Dr. Gaya Amarasinghe is a professor at Washington University School of Medicine in St Louis. He received his Bachelor of Science degree in Chemistry from the City College of New York in 1997. From the summer of 1994 through fall 1996, Dr. Amarasinghe also worked as a Research Assistant in the laboratory of Professor David Cowburn at the Rockefeller University in New York where he gained a keen interest in mechanisms that control signal transduction. Dr. Amarasinghe conducted his thesis studies with HHMI Investigator Dr. Michael Summers at the University of Maryland, Baltimore County where he characterized the structural basis for HIV-1 genome packaging by nuclear magnetic resonance based methods. From 2001-2007, Dr. Amarasinghe conducted his postdoctoral research at the University of Texas, Southwestern Medical Center at Dallas, to study signaling and structural dynamics in the multidomain Vav proto-oncoprotein under a fellowship from the Cancer Research Institute. Dr. Amarasinghe began his independent research program in 2007 in the Biochemistry, Biophysics and Molecular Biology Department at Iowa State University. At Iowa State University, Dr. Amarasinghe also served as the faculty advisor to the BBMB undergraduate club and the Stupka Symposium. In the fall of 2011, Dr. Amarasinghe moved to the Washington University School of Medicine in St Louis, where he is currently a Professor of Pathology and Immunology, of Biochemistry and Molecular Biophysics, and of Molecular Microbiology. The Amarasinghe group uses hybrid structural methods along with biochemistry, cell biology, and virology to determine how microbial infections impact host signaling.
Dr. Jeff Karp is a Professor of Medicine at Brigham and Women’s Hospital, Harvard Medical School. He is also a principal faculty member at the Harvard Stem Cell Institute, and an affiliate faculty member at the Broad Institute and at the Harvard-MIT Division of Health Sciences and Technology.
He works in the fields of drug delivery, medical devices, stem cell therapeutics, and tissue adhesives. He has published over 125 peer-reviewed papers, with >22,000 citations, and has given over 300 invited lectures. He has over 100 issued or pending national and international patents. Several technologies developed in his lab have led to multiple products currently in development or on the market and for the launch of eight companies that have raised over $450 million in funding. Technologies include high-tech skincare (Skintifique, products sold in pharmacies throughout EU), tissue adhesives (Tissium, EU Approval in 2017) and 3D printed biomedical devices, immunomodulation with biologically responsive materials (Alivio Tx), small molecule regenerative therapeutics ($FREQ – NASDAQ), cannabinoid therapeutics (Molecular Infusions acquired by Suterra Wellness in 2019), biomedical devices to improve child safety (Landsdowne Labs), needles that automatically stop at their target (Bullseye Therapeutics), and a bioengineered luminal coating for controlled GI targeting (Altrix Bio).

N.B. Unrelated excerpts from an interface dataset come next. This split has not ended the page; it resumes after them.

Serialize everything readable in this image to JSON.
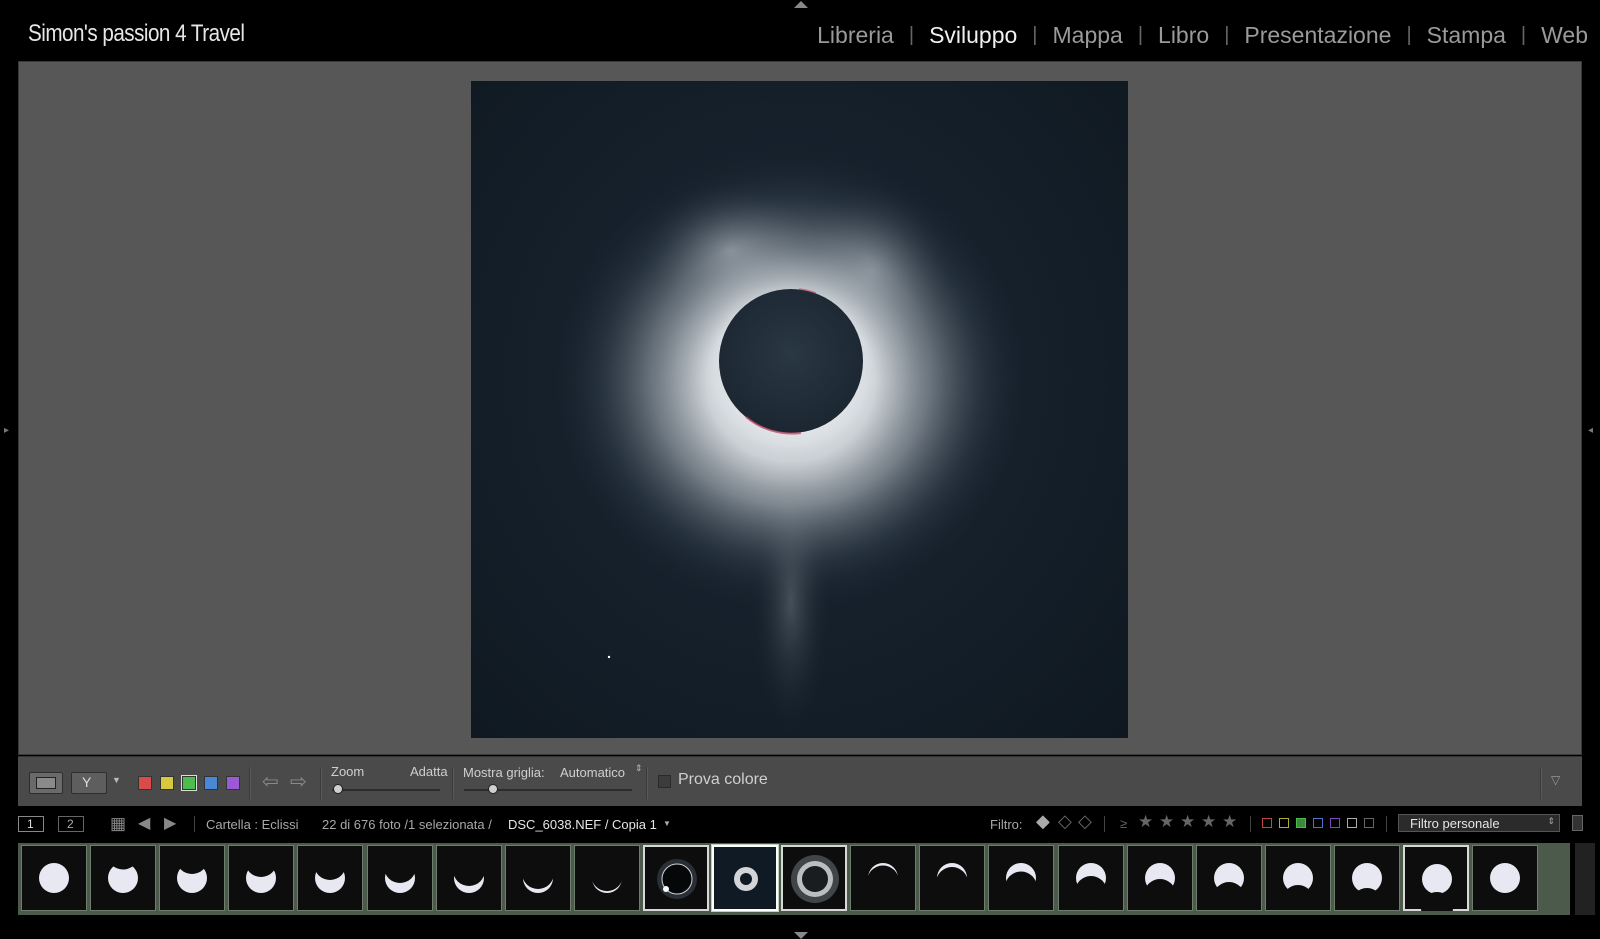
{
  "brand": "Simon's passion 4 Travel",
  "modules": [
    {
      "label": "Libreria",
      "active": false
    },
    {
      "label": "Sviluppo",
      "active": true
    },
    {
      "label": "Mappa",
      "active": false
    },
    {
      "label": "Libro",
      "active": false
    },
    {
      "label": "Presentazione",
      "active": false
    },
    {
      "label": "Stampa",
      "active": false
    },
    {
      "label": "Web",
      "active": false
    }
  ],
  "toolbar": {
    "color_labels": [
      "#d94a4a",
      "#d6c93c",
      "#4dbb4d",
      "#4a87d6",
      "#9a5ad6"
    ],
    "zoom_label": "Zoom",
    "zoom_value": "Adatta",
    "grid_label": "Mostra griglia:",
    "grid_value": "Automatico",
    "proof_label": "Prova colore"
  },
  "filmstrip_header": {
    "view1": "1",
    "view2": "2",
    "source": "Cartella : Eclissi",
    "count": "22 di 676 foto /1 selezionata /",
    "filename": "DSC_6038.NEF / Copia 1",
    "filter_label": "Filtro:",
    "rating_op": "≥",
    "filter_preset": "Filtro personale"
  },
  "filmstrip": {
    "thumbs": [
      {
        "kind": "full",
        "phase": 0
      },
      {
        "kind": "partial",
        "phase": 0.25
      },
      {
        "kind": "partial",
        "phase": 0.4
      },
      {
        "kind": "partial",
        "phase": 0.5
      },
      {
        "kind": "partial",
        "phase": 0.6
      },
      {
        "kind": "partial",
        "phase": 0.7
      },
      {
        "kind": "partial",
        "phase": 0.8
      },
      {
        "kind": "partial",
        "phase": 0.9
      },
      {
        "kind": "partial",
        "phase": 0.97
      },
      {
        "kind": "diamond",
        "phase": 1
      },
      {
        "kind": "total",
        "phase": 1
      },
      {
        "kind": "corona",
        "phase": 1
      },
      {
        "kind": "partialR",
        "phase": 0.95
      },
      {
        "kind": "partialR",
        "phase": 0.9
      },
      {
        "kind": "partialR",
        "phase": 0.75
      },
      {
        "kind": "partialR",
        "phase": 0.6
      },
      {
        "kind": "partialR",
        "phase": 0.5
      },
      {
        "kind": "partialR",
        "phase": 0.4
      },
      {
        "kind": "partialR",
        "phase": 0.3
      },
      {
        "kind": "partialR",
        "phase": 0.2
      },
      {
        "kind": "partialR",
        "phase": 0.1
      },
      {
        "kind": "full",
        "phase": 0
      }
    ],
    "selected_index": 10,
    "highlighted_indices": [
      9,
      10,
      11,
      20
    ]
  }
}
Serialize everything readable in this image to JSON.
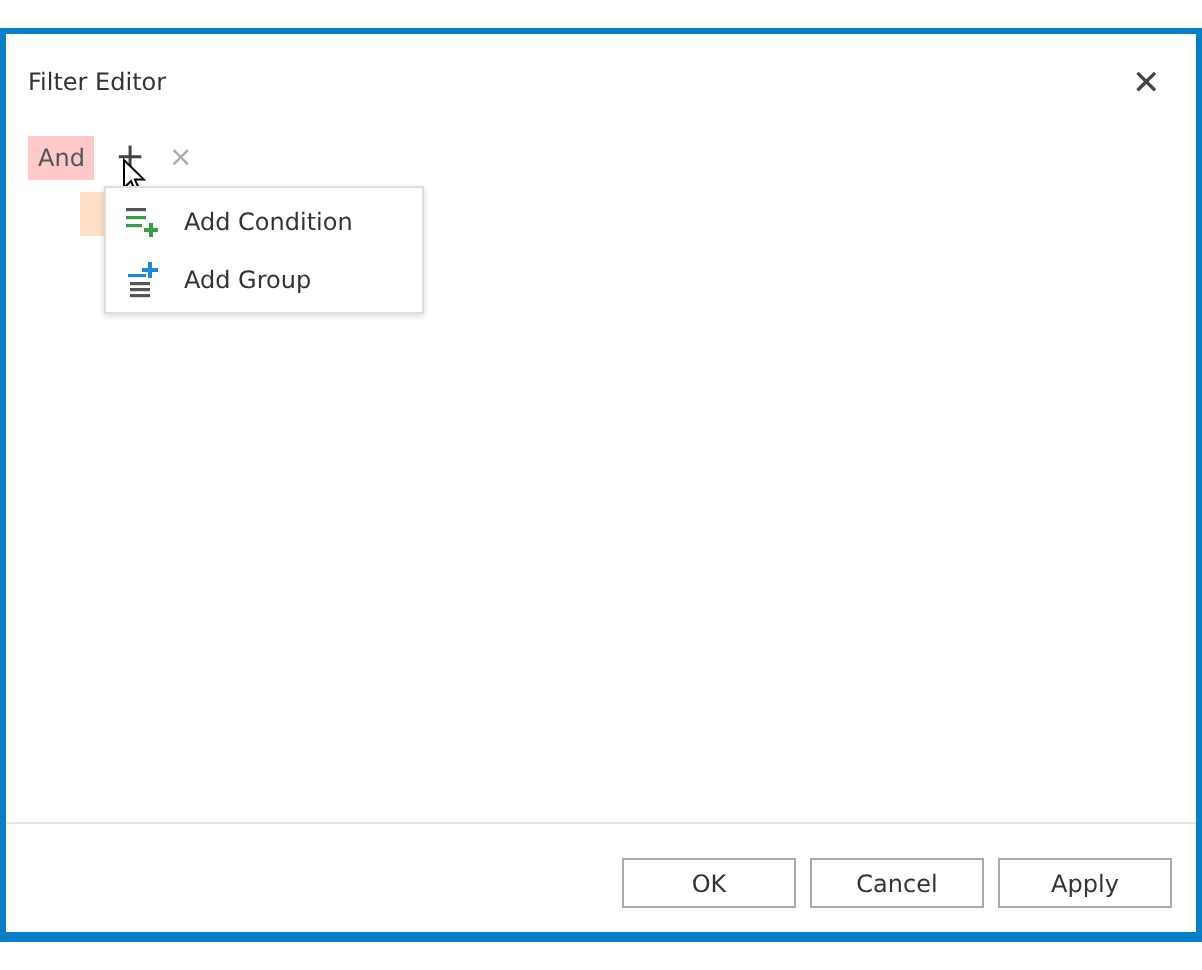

Karp has received >50 awards and honors. Most recently Jeff received the highest award from the Society For Biomaterials for innovation – the Clemson Award for Applied Research. Boston Magazine recognized Karp as one of 11 Boston Doctors Making Medical Breakthroughs.
In addition to his research goals, Karp is dedicated to developing the careers of the next generation bioengineers at the forefront of regenerative medicine. He was selected as the Outstanding Faculty Undergraduate Mentor among all faculty at MIT and he received the HST McMahon Mentoring award for being the top mentor of Harvard-MIT students. To date, 22 trainees from his laboratory have secured faculty positions.
Dr. Elizabeth Sattely is an Associate Professor and HHMI Investigator in the Department of Chemical Engineering at Stanford and a Stanford ChEM-H Faculty Fellow. She also serves as an Honorary Adjunct Staff Scientist at the Carnegie Institution of Science. Dr. Sattely completed her graduate training at Boston College in organic chemistry and her postdoctoral studies in biochemistry at Harvard Medical School where she worked on natural product biosynthesis in bacteria. Inspired by human reliance on plants and plant-derived molecules for food and medicine, the Sattely laboratory is focused on the discovery and engineering of plant metabolic pathways to make molecules that can enhance human and plant health. Work in the Sattely lab has been recognized by an NIH New Innovator Award, a DOE Early Career Award, an HHMI-Simons Faculty Scholar Award, a DARPA Young Investigator Award, and a AAAS Mason Award for Women in the Chemical Sciences.